Opponents of the bill, like the Institute for Free Speech, claim it will squelch too much free speech of Americans. The group, which is close to Senate Majority Leader Mitch McConnell (an ardent opponent of campaign finance laws) issued a statement after the indictment suggesting that the Honest Ads Act isn’t needed:
[The Russians] brazenly violated multiple campaign finance laws already on the books, including prohibitions on expenditures by foreign citizens, disclaimer rules, and mandatory reporting requirements. This supports the Institute’s position that proposals to respond to foreign interference with broad-based restrictions on American online issue speech, such as the ‘Honest Ads Act,’ miss the mark. Nothing in the Honest Ads Act’ would have made these violations more readily detectable.
The statement assumes that the Russians won’t learn the next time, and that if legislators made more of their abusive conduct explicitly illegal it would be pointless. But it’s not. If more of these ads were illegal, and American companies like Facebook had an obligation to police ads to make sure they are not coming from foreign sources, we would likely be less susceptible to this form of foreign attack in 2018 and 2020. When we do see these types of ads, we would be more likely to at least know who paid for them.
Passing the Honest Ads Act won’t be a panacea. For example, it would not stop some of the activity that Russians did which did not even mention a candidate, like urging black and Muslim Americans not to vote or trumping up false claims of voter fraud. But it’s a start.

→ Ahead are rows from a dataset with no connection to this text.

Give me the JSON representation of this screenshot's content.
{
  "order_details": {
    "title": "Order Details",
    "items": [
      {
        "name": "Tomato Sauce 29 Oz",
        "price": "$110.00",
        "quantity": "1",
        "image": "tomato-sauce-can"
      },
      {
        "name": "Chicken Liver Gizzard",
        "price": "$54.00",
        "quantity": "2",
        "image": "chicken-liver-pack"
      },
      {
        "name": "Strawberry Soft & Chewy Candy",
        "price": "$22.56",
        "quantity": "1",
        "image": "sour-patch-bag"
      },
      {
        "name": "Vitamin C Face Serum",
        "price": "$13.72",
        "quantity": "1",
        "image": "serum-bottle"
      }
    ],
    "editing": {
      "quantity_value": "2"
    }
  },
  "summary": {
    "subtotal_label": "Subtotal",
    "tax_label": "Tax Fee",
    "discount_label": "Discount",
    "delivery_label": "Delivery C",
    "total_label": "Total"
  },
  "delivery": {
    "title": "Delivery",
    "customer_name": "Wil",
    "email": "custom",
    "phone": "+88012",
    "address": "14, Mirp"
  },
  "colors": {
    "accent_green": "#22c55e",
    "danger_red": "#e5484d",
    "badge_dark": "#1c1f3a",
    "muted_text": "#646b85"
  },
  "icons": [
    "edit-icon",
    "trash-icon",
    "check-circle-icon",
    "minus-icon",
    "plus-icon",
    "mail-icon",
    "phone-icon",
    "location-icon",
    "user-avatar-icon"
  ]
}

The alternative of ceding American elections to the whims of hostile foreign powers is a lot worse.
One more thing
You depend on Slate for sharp, distinctive coverage of the latest developments in politics and culture. Now we need to ask for your support.
Our work is more urgent than ever and is reaching more readers—but online advertising revenues don’t fully cover our costs, and we don’t have print subscribers to help keep us afloat. So we need your help. If you think Slate’s work matters, become a Slate Plus member. You’ll get exclusive members-only content and a suite of great benefits—and you’ll help secure Slate’s future.Join Slate Plus